|Physics Lab Haptic Pendulum Project||A-Prompt||Music Notation|
|Interactive Learning Tools||MathML Project|
Haptic Pendulum Project
The study of pendulums has many practically applications ranging from advancements in robotics and offshore drilling platforms to the development of earthquake-proof buildings.
The University of Toronto's Adaptive Technology Resource Centre (ATRC) embarked on the development of a Haptics pendulum as part of its Network for Inclusive Distance Education (NIDE) project. Funded in part by the Networks Ontario Telecommunications Access Partnerships (TAP) program, the objective was to make the study of pendulum motion available to students with disabilities.
Tools such as a Haptics mouse, joystick, pen (or other similar device), enable computer-generated images, text, and movement to be transmitted to users via tactile feedback. Through Haptics devices, users are able to feel the curves, edges, surface texture, and motion of objects displayed on a computer screen.
The Haptics Pendulum device is a pen attached to a force feedback motor that simulates the swinging motion of a pendulum displayed on computer. The motion of the pendulum's bob was mapped to the end of a PenCat Pro arm (a 3-D Haptic pen) that enabled users to "feel" the velocity, range, and resting state of a pendulum.

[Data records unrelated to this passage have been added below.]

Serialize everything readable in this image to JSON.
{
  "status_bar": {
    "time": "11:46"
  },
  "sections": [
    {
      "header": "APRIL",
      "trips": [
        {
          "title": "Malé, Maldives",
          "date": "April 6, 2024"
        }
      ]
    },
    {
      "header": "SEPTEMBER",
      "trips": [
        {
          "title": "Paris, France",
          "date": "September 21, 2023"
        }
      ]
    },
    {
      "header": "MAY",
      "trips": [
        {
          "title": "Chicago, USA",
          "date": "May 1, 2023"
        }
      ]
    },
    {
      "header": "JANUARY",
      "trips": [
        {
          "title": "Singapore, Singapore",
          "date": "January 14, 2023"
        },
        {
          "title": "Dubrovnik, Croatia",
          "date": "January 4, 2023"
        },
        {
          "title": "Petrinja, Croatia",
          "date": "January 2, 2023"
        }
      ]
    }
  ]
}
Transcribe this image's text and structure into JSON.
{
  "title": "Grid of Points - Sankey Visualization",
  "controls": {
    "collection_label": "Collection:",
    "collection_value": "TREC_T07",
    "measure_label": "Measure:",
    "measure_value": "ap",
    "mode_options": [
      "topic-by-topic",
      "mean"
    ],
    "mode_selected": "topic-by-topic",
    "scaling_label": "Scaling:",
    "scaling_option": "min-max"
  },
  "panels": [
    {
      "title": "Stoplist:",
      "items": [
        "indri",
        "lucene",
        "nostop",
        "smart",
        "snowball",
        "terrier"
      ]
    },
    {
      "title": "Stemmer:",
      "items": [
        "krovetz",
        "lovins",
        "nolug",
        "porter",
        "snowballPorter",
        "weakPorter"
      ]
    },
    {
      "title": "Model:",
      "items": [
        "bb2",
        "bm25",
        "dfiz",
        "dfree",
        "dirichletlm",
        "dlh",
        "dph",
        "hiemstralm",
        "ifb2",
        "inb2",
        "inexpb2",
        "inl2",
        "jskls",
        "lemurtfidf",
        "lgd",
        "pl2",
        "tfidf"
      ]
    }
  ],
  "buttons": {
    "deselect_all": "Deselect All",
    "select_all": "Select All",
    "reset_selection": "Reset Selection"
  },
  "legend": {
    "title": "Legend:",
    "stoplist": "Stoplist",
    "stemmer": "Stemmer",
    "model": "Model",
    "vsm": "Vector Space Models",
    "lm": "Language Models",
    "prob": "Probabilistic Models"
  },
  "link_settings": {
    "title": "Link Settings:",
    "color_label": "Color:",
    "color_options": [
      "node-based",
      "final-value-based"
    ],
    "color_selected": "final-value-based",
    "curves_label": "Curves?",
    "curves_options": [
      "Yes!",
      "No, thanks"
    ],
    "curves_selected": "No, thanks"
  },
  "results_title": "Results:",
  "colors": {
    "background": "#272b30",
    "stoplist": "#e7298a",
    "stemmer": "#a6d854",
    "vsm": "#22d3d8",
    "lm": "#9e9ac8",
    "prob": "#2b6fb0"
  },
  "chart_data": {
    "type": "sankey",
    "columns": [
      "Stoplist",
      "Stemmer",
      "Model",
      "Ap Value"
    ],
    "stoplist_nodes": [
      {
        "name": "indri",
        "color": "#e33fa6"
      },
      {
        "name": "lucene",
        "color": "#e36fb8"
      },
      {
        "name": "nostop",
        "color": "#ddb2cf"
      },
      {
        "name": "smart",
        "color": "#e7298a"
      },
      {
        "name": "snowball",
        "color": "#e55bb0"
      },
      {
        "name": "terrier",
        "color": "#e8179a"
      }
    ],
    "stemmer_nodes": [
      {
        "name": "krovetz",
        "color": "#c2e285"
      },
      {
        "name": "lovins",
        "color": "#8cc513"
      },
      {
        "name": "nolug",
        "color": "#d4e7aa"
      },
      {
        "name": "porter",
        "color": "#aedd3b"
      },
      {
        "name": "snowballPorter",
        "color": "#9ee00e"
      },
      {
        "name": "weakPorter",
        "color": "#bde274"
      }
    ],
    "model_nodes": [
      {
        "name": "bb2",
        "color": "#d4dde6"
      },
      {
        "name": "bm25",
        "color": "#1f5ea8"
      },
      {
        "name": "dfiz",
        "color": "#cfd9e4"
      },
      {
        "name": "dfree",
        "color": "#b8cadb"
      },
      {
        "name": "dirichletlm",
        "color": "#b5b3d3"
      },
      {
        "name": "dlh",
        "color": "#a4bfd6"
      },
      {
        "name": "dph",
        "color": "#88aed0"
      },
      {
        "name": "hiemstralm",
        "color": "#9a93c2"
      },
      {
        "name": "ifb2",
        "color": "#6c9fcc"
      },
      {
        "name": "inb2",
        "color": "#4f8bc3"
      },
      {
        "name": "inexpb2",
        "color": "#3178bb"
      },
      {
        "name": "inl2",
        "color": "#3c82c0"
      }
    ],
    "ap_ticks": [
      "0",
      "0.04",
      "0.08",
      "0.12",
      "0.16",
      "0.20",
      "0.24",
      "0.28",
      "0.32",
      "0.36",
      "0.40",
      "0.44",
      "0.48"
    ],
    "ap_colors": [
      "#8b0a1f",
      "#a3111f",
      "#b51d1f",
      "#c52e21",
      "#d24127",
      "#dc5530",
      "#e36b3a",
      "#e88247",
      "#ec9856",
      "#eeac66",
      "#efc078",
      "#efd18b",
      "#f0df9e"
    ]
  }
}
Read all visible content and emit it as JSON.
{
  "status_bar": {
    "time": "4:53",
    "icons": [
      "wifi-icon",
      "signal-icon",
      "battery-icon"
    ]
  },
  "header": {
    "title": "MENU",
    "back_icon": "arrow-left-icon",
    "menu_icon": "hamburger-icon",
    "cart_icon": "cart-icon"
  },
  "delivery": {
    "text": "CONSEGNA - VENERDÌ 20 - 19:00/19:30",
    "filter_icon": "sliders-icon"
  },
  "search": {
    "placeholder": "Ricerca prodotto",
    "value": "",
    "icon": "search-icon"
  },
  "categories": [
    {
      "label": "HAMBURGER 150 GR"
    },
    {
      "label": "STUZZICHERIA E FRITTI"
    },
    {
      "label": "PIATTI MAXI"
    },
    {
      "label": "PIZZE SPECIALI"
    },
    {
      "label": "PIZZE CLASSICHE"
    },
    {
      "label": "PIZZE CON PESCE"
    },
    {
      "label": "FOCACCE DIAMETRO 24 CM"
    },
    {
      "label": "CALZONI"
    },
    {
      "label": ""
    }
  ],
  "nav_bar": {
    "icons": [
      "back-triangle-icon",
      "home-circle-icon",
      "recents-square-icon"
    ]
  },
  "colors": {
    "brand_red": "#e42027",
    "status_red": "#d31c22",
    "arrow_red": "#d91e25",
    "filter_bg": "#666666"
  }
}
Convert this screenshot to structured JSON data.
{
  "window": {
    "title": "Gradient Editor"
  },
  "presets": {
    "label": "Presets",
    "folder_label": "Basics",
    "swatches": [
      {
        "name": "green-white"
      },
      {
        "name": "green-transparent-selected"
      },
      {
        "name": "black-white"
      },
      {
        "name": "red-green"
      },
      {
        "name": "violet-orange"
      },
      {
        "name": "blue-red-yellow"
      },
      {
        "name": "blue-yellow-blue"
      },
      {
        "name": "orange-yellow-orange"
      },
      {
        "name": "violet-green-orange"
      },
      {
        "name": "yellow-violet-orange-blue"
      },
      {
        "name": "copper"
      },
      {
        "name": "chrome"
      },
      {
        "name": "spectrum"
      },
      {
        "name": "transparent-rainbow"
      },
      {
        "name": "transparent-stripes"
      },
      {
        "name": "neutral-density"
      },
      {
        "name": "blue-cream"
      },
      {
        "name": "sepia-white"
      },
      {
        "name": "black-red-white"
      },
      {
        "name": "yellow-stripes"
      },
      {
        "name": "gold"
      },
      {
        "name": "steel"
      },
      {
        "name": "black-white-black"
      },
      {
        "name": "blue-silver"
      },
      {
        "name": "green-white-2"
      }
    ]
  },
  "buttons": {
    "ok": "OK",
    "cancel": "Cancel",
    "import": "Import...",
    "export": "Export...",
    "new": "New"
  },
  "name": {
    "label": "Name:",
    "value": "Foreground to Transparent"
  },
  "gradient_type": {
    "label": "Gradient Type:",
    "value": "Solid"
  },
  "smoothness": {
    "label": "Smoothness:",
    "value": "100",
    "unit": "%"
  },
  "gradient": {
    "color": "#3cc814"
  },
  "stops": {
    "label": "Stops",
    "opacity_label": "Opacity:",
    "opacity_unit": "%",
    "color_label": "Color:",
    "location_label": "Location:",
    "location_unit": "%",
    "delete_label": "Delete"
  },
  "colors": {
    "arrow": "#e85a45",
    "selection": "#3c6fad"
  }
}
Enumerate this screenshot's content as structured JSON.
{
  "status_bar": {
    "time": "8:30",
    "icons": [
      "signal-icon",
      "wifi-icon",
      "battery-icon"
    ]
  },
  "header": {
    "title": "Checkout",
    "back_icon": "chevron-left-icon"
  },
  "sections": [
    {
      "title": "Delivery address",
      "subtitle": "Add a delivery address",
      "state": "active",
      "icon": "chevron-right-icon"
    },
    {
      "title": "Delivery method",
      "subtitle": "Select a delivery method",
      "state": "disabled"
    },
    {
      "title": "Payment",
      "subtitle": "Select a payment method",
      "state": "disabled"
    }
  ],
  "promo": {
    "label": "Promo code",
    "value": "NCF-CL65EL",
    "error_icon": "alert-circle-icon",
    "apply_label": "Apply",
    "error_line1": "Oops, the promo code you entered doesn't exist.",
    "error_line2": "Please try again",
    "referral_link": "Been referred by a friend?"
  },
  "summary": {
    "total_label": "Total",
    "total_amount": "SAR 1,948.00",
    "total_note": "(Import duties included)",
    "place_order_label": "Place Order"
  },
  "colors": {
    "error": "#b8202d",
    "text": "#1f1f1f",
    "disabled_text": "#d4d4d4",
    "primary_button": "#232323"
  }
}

The ATRC added Haptics and speech to the pendulum simulation so that users with a visual impairment would be able to conduct experiments at the university level. While the manufacturer has discontinued the PenCat Pro Haptic device, the software for this primarily research-driven project remains viable.